Links I Liked

When scientists protest, their placards have footnotes [h/t Bill McKibben] Are economists partly responsible for the rise of populism? Dani Rodrik argues that by abandoning evidence to become cheer leaders for globalization, they helped contribute to the backlash The Digital Divide is serious: Fewer than half of all Africans have phones; 3/4 don’t use the internet. Here’s one reason why that matters. From 2008-14, 2% …

On webinars, prayer and ‘transformational development’: an hour with World Vision

I’m becoming a big fan of webinars. I can slump in front of the computer at home, slurping a coffee, give a presentation on the book (Open Access helps – no need to try and get people to buy copies, just download the pdf after the session), then sit back and listen to the ensuing conversation. On Wednesday it was 50 or so World Vision …

Why is Africa’s Civil Society under Siege?

Oxfam’s Ross Clarke (Governance and Legal Adviser ) and Desire Assogbavi (Resident Representative & Head of Office, Oxfam International Liaison Office to the African Union) introduce a new analysis of the threats to African civil society After years on the margins of the mainstream development agenda, addressing civic space is finally getting the attention it deserves. If the number of policy initiatives, conferences and campaigns …

Why is Africa’s Civil Society under Siege?

Oxfam’s Ross Clarke (Governance and Legal Adviser ) and Desire Assogbavi (Resident Representative & Head of Office, Oxfam International Liaison Office to the African Union) introduce a new analysis of the threats to African civil society After years on the margins of the mainstream development agenda, addressing civic space is finally getting the attention it deserves. If the number of policy initiatives, conferences and campaigns …
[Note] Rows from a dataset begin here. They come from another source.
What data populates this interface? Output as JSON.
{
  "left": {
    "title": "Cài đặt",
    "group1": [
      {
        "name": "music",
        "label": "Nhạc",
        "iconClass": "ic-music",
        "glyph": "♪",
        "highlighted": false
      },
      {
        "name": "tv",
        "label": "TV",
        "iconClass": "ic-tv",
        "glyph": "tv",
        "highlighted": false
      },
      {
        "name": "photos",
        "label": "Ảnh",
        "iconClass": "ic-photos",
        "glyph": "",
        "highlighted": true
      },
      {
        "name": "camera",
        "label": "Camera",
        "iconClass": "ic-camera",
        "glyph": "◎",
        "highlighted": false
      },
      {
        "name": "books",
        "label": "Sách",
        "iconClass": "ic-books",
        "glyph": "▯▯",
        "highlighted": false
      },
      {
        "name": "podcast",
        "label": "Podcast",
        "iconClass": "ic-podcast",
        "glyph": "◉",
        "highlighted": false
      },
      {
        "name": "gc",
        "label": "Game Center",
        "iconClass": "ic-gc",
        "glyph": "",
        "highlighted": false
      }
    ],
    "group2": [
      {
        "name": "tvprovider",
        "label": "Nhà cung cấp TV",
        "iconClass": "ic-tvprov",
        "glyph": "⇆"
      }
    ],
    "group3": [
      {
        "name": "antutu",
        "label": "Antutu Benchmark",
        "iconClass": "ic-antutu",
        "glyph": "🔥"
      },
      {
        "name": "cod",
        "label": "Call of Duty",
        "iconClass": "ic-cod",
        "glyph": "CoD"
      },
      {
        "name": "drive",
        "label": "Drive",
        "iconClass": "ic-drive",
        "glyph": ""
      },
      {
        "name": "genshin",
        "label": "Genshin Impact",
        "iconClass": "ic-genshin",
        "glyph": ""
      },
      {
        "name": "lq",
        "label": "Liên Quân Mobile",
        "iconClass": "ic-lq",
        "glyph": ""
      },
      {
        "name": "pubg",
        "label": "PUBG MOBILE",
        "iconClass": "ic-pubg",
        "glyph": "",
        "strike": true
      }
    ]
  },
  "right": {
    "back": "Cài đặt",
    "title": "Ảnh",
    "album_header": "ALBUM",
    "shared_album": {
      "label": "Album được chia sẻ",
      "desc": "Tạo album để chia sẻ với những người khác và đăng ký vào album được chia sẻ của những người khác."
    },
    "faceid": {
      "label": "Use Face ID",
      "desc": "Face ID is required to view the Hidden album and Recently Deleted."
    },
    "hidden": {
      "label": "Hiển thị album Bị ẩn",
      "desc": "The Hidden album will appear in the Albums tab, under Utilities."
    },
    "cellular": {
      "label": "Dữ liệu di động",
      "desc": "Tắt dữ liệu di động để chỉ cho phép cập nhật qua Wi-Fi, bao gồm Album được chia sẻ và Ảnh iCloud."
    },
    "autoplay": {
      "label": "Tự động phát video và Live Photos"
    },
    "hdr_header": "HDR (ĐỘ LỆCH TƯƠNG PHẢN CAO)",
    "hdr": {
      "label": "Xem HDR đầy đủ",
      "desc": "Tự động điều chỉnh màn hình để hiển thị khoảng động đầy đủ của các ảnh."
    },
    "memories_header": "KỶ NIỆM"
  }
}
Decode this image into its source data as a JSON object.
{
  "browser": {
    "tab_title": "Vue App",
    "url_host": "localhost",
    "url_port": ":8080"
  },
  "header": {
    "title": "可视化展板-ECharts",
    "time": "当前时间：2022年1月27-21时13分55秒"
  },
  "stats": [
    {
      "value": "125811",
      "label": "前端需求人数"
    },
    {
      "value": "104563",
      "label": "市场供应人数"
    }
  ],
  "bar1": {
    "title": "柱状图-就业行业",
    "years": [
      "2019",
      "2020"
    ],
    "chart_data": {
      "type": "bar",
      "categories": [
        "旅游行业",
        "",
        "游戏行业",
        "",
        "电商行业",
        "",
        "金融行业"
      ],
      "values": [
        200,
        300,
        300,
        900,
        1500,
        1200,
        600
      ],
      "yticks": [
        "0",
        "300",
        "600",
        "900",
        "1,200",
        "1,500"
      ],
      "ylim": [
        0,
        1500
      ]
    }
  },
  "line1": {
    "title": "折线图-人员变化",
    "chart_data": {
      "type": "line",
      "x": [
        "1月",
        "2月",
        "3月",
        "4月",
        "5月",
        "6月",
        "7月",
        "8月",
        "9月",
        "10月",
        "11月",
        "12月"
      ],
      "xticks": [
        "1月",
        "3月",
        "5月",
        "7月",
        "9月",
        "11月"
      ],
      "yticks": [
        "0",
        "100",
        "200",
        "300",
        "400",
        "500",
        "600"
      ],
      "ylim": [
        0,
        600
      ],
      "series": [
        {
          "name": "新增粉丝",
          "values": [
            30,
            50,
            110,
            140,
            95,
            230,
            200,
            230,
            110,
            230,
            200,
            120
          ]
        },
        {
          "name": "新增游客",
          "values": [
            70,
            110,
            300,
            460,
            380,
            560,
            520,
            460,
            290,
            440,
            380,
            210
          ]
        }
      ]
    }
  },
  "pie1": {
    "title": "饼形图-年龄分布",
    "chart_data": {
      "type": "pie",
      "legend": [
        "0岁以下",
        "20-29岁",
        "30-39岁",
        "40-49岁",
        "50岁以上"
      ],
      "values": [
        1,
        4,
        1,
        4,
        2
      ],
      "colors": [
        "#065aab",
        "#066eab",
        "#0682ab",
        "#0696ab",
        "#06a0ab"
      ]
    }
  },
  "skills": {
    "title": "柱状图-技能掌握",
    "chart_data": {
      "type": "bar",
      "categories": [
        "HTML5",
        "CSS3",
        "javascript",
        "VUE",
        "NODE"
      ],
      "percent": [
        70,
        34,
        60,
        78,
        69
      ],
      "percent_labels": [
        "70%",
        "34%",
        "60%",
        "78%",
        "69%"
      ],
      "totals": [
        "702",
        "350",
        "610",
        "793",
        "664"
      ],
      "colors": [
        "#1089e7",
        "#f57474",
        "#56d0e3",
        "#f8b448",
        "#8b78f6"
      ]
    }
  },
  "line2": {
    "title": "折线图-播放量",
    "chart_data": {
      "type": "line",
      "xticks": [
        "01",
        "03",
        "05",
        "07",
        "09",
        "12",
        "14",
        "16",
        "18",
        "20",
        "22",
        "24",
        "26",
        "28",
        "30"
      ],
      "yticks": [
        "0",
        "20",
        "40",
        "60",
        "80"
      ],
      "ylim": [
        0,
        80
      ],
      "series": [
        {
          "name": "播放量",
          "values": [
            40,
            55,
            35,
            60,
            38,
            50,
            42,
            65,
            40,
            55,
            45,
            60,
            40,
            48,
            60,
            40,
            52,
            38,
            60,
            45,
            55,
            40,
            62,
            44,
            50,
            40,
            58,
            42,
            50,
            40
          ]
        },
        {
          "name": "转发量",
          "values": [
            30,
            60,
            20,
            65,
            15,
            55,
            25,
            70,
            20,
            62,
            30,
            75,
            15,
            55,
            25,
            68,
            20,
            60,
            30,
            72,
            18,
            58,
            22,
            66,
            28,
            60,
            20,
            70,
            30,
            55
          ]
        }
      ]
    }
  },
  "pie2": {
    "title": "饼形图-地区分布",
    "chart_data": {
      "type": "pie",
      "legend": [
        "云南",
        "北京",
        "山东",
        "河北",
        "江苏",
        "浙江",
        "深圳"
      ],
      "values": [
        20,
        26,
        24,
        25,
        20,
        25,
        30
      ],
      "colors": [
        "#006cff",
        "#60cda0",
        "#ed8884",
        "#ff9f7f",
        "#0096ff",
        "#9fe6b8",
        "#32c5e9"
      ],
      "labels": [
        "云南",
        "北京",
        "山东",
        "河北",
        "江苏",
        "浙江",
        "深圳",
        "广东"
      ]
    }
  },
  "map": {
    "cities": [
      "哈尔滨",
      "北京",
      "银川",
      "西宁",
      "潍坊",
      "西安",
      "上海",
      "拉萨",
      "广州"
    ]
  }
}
Why is Africa’s Civil Society under Siege?

Oxfam’s Ross Clarke (Governance and Legal Adviser ) and Desire Assogbavi (Resident Representative & Head of Office, Oxfam International Liaison Office to the African Union) introduce a new analysis of the threats to African civil society After years on the margins of the mainstream development agenda, addressing civic space is finally getting the attention it deserves. If the number of policy initiatives, conferences and campaigns …

What can Harry Potter, Lord of the Rings and the Matrix teach us about how change happens?

Chatting to academics in the US last week, we swapped notes on the merits of using shared cultural references to convey some of the key ideas around how change happens. They act as a short cut, allowing subtle, nuanced ideas to be discussed on the basis of a large pool of common knowledge. You need to avoid the pitfalls of cultural imperialism, of course (so …

On theories of change, what are the differences between playing offence and defence?

Unsurprisingly, in this year of Brexit and US elections, I’ve been thinking about how to stop bad stuff happening. While they are doubtless desperately looking for silver linings in a year of defeats, progressive movements are likely to spend a good part of the next few years defending good things from political assault. So what is the same/different about defence and offence when it comes …

Links I Liked

Social Wealth Funds, publicly owned, that pursue social good & reduce (rather than exacerbate) inequality. A smart proposal from Stewart Lansley Talking of wealth, you can always rely on the FT magazine’s ‘How to Spend It’ column to answer the really pressing questions of the age: ‘when your superyacht is too small, you are no longer expected to buy a bigger one. Instead, you just …

Links I Liked

Social Wealth Funds, publicly owned, that pursue social good & reduce (rather than exacerbate) inequality. A smart proposal from Stewart Lansley Talking of wealth, you can always rely on the FT magazine’s ‘How to Spend It’ column to answer the really pressing questions of the age: ‘when your superyacht is too small, you are no longer expected to buy a bigger one. Instead, you just …

How do we chose the most promising theory of change? Building on the context-intervention 2×2

One of the slides from my standard HCH presentation that resonated most during the many conversations and book launches in the US was the 2×2 on which kinds of interventions are compatible with different contexts. I first blogged about this a year ago, when the 2×2 emerged during a workshop of aid wonks, but the recent discussions have added some nice extra ideas to what …